## RECORDS TO PROCESS:
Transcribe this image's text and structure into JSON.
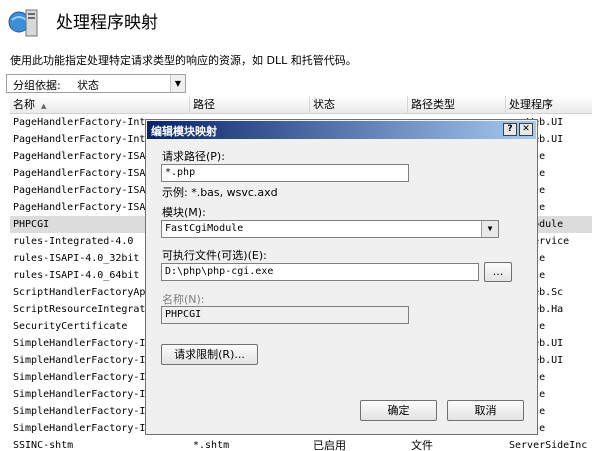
{
  "header": {
    "title": "处理程序映射",
    "description": "使用此功能指定处理特定请求类型的响应的资源，如 DLL 和托管代码。"
  },
  "group_by": {
    "label": "分组依据:",
    "value": "状态"
  },
  "grid": {
    "columns": [
      "名称",
      "路径",
      "状态",
      "路径类型",
      "处理程序"
    ],
    "rows": [
      {
        "name": "PageHandlerFactory-Int",
        "path": "",
        "state": "",
        "ptype": "",
        "handler": "em.Web.UI"
      },
      {
        "name": "PageHandlerFactory-Int",
        "path": "",
        "state": "",
        "ptype": "",
        "handler": "em.Web.UI"
      },
      {
        "name": "PageHandlerFactory-ISA",
        "path": "",
        "state": "",
        "ptype": "",
        "handler": "Module"
      },
      {
        "name": "PageHandlerFactory-ISA",
        "path": "",
        "state": "",
        "ptype": "",
        "handler": "Module"
      },
      {
        "name": "PageHandlerFactory-ISA",
        "path": "",
        "state": "",
        "ptype": "",
        "handler": "Module"
      },
      {
        "name": "PageHandlerFactory-ISA",
        "path": "",
        "state": "",
        "ptype": "",
        "handler": "Module"
      },
      {
        "name": "PHPCGI",
        "path": "",
        "state": "",
        "ptype": "",
        "handler": "CgiModule",
        "selected": true
      },
      {
        "name": "rules-Integrated-4.0",
        "path": "",
        "state": "",
        "ptype": "",
        "handler": "em.Service"
      },
      {
        "name": "rules-ISAPI-4.0_32bit",
        "path": "",
        "state": "",
        "ptype": "",
        "handler": "Module"
      },
      {
        "name": "rules-ISAPI-4.0_64bit",
        "path": "",
        "state": "",
        "ptype": "",
        "handler": "Module"
      },
      {
        "name": "ScriptHandlerFactoryAp",
        "path": "",
        "state": "",
        "ptype": "",
        "handler": "em.Web.Sc"
      },
      {
        "name": "ScriptResourceIntegrat",
        "path": "",
        "state": "",
        "ptype": "",
        "handler": "em.Web.Ha"
      },
      {
        "name": "SecurityCertificate",
        "path": "",
        "state": "",
        "ptype": "",
        "handler": "Module"
      },
      {
        "name": "SimpleHandlerFactory-I",
        "path": "",
        "state": "",
        "ptype": "",
        "handler": "em.Web.UI"
      },
      {
        "name": "SimpleHandlerFactory-I",
        "path": "",
        "state": "",
        "ptype": "",
        "handler": "em.Web.UI"
      },
      {
        "name": "SimpleHandlerFactory-I",
        "path": "",
        "state": "",
        "ptype": "",
        "handler": "Module"
      },
      {
        "name": "SimpleHandlerFactory-I",
        "path": "",
        "state": "",
        "ptype": "",
        "handler": "Module"
      },
      {
        "name": "SimpleHandlerFactory-I",
        "path": "",
        "state": "",
        "ptype": "",
        "handler": "Module"
      },
      {
        "name": "SimpleHandlerFactory-I",
        "path": "",
        "state": "",
        "ptype": "",
        "handler": "Module"
      },
      {
        "name": "SSINC-shtm",
        "path": "*.shtm",
        "state": "已启用",
        "ptype": "文件",
        "handler": "ServerSideInc"
      }
    ]
  },
  "dialog": {
    "title": "编辑模块映射",
    "help_label": "?",
    "close_label": "✕",
    "request_path_label": "请求路径(P):",
    "request_path_value": "*.php",
    "example_text": "示例: *.bas, wsvc.axd",
    "module_label": "模块(M):",
    "module_value": "FastCgiModule",
    "executable_label": "可执行文件(可选)(E):",
    "executable_value": "D:\\php\\php-cgi.exe",
    "browse_label": "...",
    "name_label": "名称(N):",
    "name_value": "PHPCGI",
    "restrictions_label": "请求限制(R)...",
    "ok_label": "确定",
    "cancel_label": "取消"
  },
  "colors": {
    "title_start": "#0a246a",
    "title_end": "#a6caf0",
    "selected_row": "#dcdcdc"
  }
}
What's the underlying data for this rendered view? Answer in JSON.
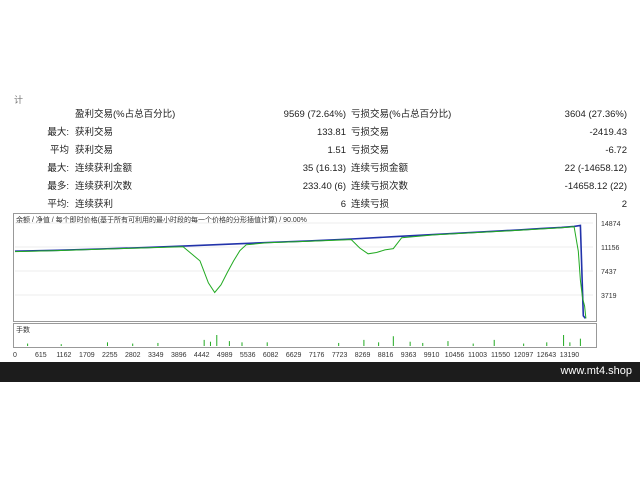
{
  "header_fragment": "计",
  "stats": [
    {
      "prefix": "",
      "left_label": "盈利交易(%占总百分比)",
      "left_value": "9569 (72.64%)",
      "right_label": "亏损交易(%占总百分比)",
      "right_value": "3604 (27.36%)"
    },
    {
      "prefix": "最大:",
      "left_label": "获利交易",
      "left_value": "133.81",
      "right_label": "亏损交易",
      "right_value": "-2419.43"
    },
    {
      "prefix": "平均",
      "left_label": "获利交易",
      "left_value": "1.51",
      "right_label": "亏损交易",
      "right_value": "-6.72"
    },
    {
      "prefix": "最大:",
      "left_label": "连续获利金额",
      "left_value": "35 (16.13)",
      "right_label": "连续亏损金额",
      "right_value": "22 (-14658.12)"
    },
    {
      "prefix": "最多:",
      "left_label": "连续获利次数",
      "left_value": "233.40 (6)",
      "right_label": "连续亏损次数",
      "right_value": "-14658.12 (22)"
    },
    {
      "prefix": "平均:",
      "left_label": "连续获利",
      "left_value": "6",
      "right_label": "连续亏损",
      "right_value": "2"
    }
  ],
  "chart_data": {
    "type": "line",
    "legend_text": "余额 / 净值 / 每个即时价格(基于所有可利用的最小时段的每一个价格的分形插值计算) / 90.00%",
    "legend_items": [
      {
        "label": "余额",
        "color": "#2233aa"
      },
      {
        "label": "净值",
        "color": "#22aa22"
      }
    ],
    "y_ticks": [
      14874,
      11156,
      7437,
      3719
    ],
    "ylim": [
      0,
      14874
    ],
    "x_ticks": [
      0,
      615,
      1162,
      1709,
      2255,
      2802,
      3349,
      3896,
      4442,
      4989,
      5536,
      6082,
      6629,
      7176,
      7723,
      8269,
      8816,
      9363,
      9910,
      10456,
      11003,
      11550,
      12097,
      12643,
      13190
    ],
    "xlim": [
      0,
      13750
    ],
    "series": [
      {
        "name": "余额",
        "x": [
          0,
          1000,
          2000,
          3000,
          4000,
          5000,
          6000,
          7000,
          8000,
          9000,
          10000,
          11000,
          12000,
          12500,
          13000,
          13300,
          13450,
          13520,
          13570
        ],
        "values": [
          10500,
          10650,
          10850,
          11050,
          11300,
          11580,
          11850,
          12100,
          12400,
          12750,
          13100,
          13450,
          13800,
          14000,
          14200,
          14350,
          14500,
          500,
          100
        ]
      },
      {
        "name": "净值",
        "x": [
          0,
          1000,
          2000,
          3000,
          4000,
          4400,
          4600,
          4750,
          4900,
          5050,
          5200,
          5350,
          5500,
          6000,
          7000,
          8000,
          8200,
          8400,
          8600,
          8800,
          9000,
          9200,
          10000,
          11000,
          12000,
          12500,
          13000,
          13300,
          13400,
          13450,
          13500,
          13550,
          13580
        ],
        "values": [
          10450,
          10600,
          10800,
          11000,
          11200,
          9000,
          5600,
          4100,
          5300,
          7200,
          9000,
          10600,
          11500,
          11800,
          12050,
          12300,
          11000,
          10100,
          10300,
          10700,
          10900,
          12600,
          13050,
          13400,
          13750,
          13950,
          14150,
          14300,
          10500,
          6000,
          3300,
          2000,
          100
        ]
      }
    ],
    "volume_label": "手数",
    "volume": {
      "x": [
        300,
        1100,
        2200,
        2800,
        3400,
        4500,
        4650,
        4800,
        5100,
        5400,
        6000,
        7700,
        8300,
        8650,
        9000,
        9400,
        9700,
        10300,
        10900,
        11400,
        12100,
        12650,
        13050,
        13200,
        13450
      ],
      "values": [
        0.2,
        0.15,
        0.3,
        0.2,
        0.25,
        0.5,
        0.35,
        0.9,
        0.4,
        0.3,
        0.3,
        0.25,
        0.5,
        0.3,
        0.8,
        0.35,
        0.25,
        0.4,
        0.2,
        0.5,
        0.2,
        0.3,
        0.9,
        0.3,
        0.6
      ]
    }
  },
  "footer": {
    "site": "www.mt4.shop"
  }
}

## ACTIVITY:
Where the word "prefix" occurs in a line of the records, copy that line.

## OUTPUT FOR THIS EXERCISE:
      "prefix": "",
      "prefix": "最大:",
      "prefix": "平均",
      "prefix": "最大:",
      "prefix": "最多:",
      "prefix": "平均:",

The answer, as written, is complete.